Hepatitis A virus infects your liver causing hepatitis, which means liver inflammation. In comparison to other viruses that cause viral hepatitis, hepatitis A is mild and doesn’t develop into chronic liver inflammation that causes permanent liver damage, like cirrhosis.
Hepatitis A virus is highly contagious and is often spread in advance of any noticeable symptoms, which is about the first 2 weeks following your initial infection. However, if you have a weak immune system, then you may be capable of spreading this infectious disease for significantly longer.
Hepatitis A is spread through ingestion of infected feces and some ways for which this virus accomplishes an entry is:
- sexual contact
- diaper changing
- blood transfusion
- contaminated food
- drinking contaminated water
- close contact with an infected person
- eating raw seafood from sewage polluted waters
The symptoms of hepatitis A mostly stems from liver function impairment caused by liver inflammation, so it may take a month or so before any symptoms appear. Yet, once your symptoms do manifest they can cause:
- low fever
- itchy skin
- dark urine
- appetite loss
- nausea, vomiting
- clay colored feces
- upper right side abdominal pain
Your symptoms of hepatitis A will typically last a month or two, but up to six months is a possibility. And not everyone with hepatitis A develops prominent symptoms, particularly children who more likely to just have a mild case.
Hepatitis A treatment involves supportive care since there’s no drug available that treats nor cures this cause for liver inflammation. So if you do have this virus infection, then treatment entails:
- getting plenty of rest
- eating a balanced diet
- no alcohol or acetaminophen
- eat small meals consisting of soft, easily digestible foods
Because your liver may have difficulty with some drugs, you should review your prescribed and OTC drugs you regularly take with your health care provider to assess if a temporary change needs to made.

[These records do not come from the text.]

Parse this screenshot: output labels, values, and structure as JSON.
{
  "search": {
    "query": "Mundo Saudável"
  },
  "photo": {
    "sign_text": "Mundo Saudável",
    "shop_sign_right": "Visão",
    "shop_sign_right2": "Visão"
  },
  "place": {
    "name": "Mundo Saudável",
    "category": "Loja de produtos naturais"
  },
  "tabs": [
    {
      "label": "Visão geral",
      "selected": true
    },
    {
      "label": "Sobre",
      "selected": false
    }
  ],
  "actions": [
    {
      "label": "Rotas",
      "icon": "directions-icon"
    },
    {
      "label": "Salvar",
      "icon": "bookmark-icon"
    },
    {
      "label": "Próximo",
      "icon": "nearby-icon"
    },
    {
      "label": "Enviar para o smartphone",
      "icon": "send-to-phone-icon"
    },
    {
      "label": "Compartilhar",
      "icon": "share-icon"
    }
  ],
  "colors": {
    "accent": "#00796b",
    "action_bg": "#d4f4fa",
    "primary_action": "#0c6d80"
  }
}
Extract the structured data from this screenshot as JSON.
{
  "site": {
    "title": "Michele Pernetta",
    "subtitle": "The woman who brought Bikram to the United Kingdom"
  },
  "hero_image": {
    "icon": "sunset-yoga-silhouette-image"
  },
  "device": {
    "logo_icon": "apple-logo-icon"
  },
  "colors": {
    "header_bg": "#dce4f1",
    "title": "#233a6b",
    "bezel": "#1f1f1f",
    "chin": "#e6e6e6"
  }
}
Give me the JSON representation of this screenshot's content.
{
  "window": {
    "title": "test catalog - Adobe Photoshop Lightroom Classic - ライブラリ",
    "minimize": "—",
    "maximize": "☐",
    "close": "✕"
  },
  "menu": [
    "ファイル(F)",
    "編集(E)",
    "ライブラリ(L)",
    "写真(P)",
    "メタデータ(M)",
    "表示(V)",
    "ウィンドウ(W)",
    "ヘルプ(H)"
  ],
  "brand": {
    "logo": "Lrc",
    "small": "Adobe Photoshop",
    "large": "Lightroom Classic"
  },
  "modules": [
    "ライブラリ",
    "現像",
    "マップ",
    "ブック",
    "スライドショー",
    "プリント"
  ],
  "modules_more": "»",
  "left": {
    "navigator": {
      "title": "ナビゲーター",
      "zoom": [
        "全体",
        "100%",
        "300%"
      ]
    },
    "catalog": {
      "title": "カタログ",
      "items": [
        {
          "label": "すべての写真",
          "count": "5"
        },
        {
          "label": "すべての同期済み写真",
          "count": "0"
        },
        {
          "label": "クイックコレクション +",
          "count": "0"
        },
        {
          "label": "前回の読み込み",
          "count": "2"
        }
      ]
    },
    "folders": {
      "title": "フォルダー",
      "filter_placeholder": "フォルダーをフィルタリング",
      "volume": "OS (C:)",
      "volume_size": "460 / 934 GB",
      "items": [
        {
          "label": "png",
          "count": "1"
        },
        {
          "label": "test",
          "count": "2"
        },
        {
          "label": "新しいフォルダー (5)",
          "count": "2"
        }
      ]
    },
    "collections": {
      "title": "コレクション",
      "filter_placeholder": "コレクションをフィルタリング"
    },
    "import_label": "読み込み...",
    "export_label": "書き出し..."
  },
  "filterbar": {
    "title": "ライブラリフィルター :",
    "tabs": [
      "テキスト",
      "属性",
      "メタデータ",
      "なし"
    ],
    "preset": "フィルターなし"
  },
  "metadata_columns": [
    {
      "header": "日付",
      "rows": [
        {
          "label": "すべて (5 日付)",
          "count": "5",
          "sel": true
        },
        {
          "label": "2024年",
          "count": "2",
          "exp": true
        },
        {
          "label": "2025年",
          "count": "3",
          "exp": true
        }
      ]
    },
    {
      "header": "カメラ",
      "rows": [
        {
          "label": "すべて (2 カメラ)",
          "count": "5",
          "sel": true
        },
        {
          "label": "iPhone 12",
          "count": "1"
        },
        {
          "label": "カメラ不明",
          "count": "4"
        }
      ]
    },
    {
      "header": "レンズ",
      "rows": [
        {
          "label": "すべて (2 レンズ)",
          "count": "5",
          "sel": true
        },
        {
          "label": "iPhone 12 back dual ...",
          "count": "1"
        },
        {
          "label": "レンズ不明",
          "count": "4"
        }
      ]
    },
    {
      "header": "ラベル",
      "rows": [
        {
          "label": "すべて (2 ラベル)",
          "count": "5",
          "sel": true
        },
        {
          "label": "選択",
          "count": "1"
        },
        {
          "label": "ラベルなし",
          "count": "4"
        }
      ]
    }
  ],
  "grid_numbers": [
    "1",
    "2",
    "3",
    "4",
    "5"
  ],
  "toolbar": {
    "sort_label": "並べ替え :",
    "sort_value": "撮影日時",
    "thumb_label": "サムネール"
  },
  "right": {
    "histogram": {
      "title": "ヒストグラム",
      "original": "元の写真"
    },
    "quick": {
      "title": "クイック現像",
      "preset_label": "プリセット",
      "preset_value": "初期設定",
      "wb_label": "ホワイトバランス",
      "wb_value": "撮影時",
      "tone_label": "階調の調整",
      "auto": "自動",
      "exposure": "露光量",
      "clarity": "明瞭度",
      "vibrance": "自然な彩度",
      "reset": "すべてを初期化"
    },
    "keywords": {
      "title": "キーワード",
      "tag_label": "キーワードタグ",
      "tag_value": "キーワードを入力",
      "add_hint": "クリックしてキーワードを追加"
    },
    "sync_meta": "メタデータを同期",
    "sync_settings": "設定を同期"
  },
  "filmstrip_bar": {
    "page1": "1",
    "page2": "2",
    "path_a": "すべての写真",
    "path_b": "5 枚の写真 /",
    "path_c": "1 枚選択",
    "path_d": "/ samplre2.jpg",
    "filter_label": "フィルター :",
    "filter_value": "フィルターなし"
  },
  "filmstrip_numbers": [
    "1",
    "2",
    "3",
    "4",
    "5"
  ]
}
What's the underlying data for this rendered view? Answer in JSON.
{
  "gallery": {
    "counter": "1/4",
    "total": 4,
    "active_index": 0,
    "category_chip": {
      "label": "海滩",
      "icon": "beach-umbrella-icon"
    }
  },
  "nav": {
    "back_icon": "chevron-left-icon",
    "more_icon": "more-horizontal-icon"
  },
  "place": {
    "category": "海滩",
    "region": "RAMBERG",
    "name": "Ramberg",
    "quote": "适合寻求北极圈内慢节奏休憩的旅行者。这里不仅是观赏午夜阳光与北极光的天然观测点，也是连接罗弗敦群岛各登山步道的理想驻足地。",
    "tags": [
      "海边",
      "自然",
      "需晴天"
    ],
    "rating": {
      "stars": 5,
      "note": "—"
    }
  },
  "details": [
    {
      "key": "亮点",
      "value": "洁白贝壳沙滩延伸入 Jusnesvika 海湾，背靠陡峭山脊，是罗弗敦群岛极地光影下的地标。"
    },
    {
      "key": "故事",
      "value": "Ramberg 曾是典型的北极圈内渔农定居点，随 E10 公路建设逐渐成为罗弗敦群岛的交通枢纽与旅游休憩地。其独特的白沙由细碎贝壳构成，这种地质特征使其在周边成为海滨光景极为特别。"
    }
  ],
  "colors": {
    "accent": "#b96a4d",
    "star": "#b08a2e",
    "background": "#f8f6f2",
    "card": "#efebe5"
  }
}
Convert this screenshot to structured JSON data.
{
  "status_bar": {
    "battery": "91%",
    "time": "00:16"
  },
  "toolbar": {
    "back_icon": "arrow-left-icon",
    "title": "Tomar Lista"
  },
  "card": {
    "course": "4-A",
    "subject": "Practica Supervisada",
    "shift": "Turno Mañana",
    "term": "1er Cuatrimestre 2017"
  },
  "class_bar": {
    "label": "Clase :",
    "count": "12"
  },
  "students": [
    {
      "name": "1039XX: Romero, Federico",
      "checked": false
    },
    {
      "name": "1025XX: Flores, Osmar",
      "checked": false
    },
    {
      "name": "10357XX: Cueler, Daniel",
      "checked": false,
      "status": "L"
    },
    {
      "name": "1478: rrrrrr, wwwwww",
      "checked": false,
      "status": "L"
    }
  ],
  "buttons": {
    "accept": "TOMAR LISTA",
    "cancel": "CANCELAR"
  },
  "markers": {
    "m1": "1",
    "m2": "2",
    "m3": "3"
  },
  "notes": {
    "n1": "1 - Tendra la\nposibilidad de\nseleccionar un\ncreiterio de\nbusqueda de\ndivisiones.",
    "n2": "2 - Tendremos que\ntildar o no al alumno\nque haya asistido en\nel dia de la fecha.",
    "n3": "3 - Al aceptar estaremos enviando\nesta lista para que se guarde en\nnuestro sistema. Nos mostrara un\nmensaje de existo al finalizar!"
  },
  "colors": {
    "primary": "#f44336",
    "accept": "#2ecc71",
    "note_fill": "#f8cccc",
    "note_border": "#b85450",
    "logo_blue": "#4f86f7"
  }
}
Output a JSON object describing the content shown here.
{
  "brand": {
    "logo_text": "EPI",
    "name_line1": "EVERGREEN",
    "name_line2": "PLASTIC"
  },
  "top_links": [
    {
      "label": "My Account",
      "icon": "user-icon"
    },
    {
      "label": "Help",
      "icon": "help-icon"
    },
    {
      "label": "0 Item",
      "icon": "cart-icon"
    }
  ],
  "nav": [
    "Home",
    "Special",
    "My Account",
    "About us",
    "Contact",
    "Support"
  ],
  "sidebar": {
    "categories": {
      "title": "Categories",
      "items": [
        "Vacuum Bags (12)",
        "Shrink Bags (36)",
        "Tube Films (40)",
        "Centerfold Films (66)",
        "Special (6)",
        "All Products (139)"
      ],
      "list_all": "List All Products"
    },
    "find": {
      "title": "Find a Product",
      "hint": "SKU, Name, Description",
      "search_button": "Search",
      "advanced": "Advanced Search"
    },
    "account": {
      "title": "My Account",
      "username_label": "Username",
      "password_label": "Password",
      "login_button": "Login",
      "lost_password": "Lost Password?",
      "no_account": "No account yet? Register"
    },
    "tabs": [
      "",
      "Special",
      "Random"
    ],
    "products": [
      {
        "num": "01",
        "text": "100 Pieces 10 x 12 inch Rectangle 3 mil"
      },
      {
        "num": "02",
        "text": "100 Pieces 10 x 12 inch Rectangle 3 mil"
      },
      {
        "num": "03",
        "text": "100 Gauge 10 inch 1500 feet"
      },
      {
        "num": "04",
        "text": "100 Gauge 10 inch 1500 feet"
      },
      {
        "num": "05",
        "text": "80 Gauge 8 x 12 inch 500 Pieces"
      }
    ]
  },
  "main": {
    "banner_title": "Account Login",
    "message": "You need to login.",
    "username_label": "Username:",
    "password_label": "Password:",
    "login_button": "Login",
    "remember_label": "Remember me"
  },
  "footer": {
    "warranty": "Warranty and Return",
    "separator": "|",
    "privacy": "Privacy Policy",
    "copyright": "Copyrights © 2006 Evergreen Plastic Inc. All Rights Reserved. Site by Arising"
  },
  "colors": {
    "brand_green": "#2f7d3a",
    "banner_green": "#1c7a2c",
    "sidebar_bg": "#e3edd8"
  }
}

Two primary prevention methods for hepatitis A virus is vaccination or a shot of immune globulin. And the vaccine can prevent this cause of hepatitis even after exposure, but before your liver inflammation symptoms.